→ What needs to be done:
Pull every line with "Commission" from the data below and copy it.

→ Raw data:
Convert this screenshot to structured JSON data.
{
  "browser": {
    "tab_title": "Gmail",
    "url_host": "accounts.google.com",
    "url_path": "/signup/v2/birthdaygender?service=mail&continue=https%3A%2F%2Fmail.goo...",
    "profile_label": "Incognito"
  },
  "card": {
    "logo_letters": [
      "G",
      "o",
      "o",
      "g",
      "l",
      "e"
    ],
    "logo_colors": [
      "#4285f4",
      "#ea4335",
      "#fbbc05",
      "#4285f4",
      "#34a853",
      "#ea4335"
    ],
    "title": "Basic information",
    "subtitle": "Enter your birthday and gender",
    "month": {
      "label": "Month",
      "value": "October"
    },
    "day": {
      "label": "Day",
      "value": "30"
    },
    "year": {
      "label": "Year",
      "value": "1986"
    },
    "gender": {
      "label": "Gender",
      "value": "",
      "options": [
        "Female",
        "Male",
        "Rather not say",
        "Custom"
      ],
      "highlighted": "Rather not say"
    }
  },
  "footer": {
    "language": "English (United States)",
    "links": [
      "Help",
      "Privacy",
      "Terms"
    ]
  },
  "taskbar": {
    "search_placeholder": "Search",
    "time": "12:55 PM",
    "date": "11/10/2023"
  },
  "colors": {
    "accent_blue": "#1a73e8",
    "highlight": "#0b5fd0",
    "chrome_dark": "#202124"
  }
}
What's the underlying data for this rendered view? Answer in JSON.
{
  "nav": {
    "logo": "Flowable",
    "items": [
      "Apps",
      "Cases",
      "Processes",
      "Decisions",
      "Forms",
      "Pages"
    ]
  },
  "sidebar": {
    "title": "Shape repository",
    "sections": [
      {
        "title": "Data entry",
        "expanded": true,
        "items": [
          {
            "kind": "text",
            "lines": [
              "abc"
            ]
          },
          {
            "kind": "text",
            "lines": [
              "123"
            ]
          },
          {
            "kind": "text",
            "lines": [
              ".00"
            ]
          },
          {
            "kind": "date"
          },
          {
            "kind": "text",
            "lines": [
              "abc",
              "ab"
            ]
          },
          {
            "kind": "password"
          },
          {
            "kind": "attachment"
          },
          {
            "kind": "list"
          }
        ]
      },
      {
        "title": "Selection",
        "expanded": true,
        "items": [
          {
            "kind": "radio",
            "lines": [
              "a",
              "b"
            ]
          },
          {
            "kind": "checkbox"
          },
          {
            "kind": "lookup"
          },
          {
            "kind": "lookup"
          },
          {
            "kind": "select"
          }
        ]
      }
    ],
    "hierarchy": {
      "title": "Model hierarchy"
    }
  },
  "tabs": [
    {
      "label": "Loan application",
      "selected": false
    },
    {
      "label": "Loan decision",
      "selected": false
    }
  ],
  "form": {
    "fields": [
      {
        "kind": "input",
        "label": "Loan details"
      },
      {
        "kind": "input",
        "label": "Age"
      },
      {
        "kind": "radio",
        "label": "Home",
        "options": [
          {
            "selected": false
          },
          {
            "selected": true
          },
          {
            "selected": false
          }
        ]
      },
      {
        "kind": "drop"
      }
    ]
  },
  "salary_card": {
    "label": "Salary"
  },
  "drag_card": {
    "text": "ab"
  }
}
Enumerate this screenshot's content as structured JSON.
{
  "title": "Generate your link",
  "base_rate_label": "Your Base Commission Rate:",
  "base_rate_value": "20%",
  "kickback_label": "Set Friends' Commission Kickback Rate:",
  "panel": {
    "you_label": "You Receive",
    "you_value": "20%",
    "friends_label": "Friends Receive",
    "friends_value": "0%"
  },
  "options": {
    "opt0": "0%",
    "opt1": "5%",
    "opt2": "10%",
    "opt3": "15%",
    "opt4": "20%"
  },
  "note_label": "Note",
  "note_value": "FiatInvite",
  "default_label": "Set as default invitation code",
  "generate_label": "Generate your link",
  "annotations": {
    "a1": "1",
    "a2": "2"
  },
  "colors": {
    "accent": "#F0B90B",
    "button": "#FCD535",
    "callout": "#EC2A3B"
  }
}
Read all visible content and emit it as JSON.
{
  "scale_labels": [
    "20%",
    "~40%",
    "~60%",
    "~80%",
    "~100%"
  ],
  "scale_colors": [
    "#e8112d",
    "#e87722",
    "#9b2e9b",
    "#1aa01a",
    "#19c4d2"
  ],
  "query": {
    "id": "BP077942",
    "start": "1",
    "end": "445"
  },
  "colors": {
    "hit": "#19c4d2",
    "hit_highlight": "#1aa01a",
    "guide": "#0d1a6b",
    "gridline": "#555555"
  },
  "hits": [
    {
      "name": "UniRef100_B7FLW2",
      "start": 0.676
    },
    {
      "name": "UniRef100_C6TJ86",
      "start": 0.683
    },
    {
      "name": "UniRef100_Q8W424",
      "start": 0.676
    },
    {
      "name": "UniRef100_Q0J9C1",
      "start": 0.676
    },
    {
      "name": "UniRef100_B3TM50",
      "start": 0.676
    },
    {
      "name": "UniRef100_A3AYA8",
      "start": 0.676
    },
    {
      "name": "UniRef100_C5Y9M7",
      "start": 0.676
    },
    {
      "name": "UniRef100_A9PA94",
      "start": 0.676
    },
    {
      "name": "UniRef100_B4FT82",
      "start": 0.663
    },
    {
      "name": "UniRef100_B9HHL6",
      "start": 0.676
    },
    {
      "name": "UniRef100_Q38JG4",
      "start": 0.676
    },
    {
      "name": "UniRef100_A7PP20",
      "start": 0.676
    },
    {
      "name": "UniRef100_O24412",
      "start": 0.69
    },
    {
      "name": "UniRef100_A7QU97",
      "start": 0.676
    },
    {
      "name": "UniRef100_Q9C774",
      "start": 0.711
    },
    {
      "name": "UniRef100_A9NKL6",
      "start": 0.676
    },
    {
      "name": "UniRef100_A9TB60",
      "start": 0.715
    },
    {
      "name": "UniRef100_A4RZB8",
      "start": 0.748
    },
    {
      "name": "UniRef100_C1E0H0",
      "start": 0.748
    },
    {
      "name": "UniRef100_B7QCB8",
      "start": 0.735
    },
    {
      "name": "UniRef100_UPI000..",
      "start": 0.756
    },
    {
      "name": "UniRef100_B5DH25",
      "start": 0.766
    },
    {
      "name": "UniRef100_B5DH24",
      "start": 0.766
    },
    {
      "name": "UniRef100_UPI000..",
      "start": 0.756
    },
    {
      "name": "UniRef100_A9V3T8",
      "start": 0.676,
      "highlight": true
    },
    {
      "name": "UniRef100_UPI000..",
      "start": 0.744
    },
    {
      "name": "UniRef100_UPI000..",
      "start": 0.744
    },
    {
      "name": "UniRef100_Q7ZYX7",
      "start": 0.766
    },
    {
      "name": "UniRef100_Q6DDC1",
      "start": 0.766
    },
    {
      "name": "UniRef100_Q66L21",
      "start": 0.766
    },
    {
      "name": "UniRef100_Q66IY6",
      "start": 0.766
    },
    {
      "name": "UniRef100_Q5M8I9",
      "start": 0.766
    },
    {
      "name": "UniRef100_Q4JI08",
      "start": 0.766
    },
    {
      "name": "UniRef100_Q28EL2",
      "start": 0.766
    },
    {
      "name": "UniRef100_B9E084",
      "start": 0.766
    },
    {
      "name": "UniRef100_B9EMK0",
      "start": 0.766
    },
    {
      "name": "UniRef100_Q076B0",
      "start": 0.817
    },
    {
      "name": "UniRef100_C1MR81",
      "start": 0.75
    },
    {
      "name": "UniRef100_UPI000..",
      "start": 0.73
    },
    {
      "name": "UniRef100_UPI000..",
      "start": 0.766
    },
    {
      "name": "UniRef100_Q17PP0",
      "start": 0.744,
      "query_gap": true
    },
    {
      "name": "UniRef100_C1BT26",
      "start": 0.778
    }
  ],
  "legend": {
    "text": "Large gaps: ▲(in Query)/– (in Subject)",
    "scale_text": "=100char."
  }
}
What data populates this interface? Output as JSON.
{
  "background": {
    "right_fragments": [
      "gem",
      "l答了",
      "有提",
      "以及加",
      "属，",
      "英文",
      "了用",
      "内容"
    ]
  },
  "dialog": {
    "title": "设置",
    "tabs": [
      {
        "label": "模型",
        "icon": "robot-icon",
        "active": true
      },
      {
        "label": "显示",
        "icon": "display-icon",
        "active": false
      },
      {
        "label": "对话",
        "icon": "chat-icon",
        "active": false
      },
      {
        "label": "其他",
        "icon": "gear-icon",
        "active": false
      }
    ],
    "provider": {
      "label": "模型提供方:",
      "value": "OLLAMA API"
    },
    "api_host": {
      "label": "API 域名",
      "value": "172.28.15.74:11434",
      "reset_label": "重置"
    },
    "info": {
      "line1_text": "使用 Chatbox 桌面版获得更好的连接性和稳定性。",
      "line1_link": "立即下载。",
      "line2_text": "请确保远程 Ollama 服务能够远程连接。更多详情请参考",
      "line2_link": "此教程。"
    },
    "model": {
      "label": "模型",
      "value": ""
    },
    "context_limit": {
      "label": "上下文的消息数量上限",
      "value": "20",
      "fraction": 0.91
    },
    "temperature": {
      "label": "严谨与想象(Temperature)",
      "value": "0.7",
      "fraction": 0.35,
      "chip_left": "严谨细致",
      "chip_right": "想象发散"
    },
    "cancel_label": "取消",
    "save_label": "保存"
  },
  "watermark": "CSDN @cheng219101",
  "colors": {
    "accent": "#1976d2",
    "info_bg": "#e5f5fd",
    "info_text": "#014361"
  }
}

→ Solution to this problem:
  "base_rate_label": "Your Base Commission Rate:",
  "kickback_label": "Set Friends' Commission Kickback Rate:",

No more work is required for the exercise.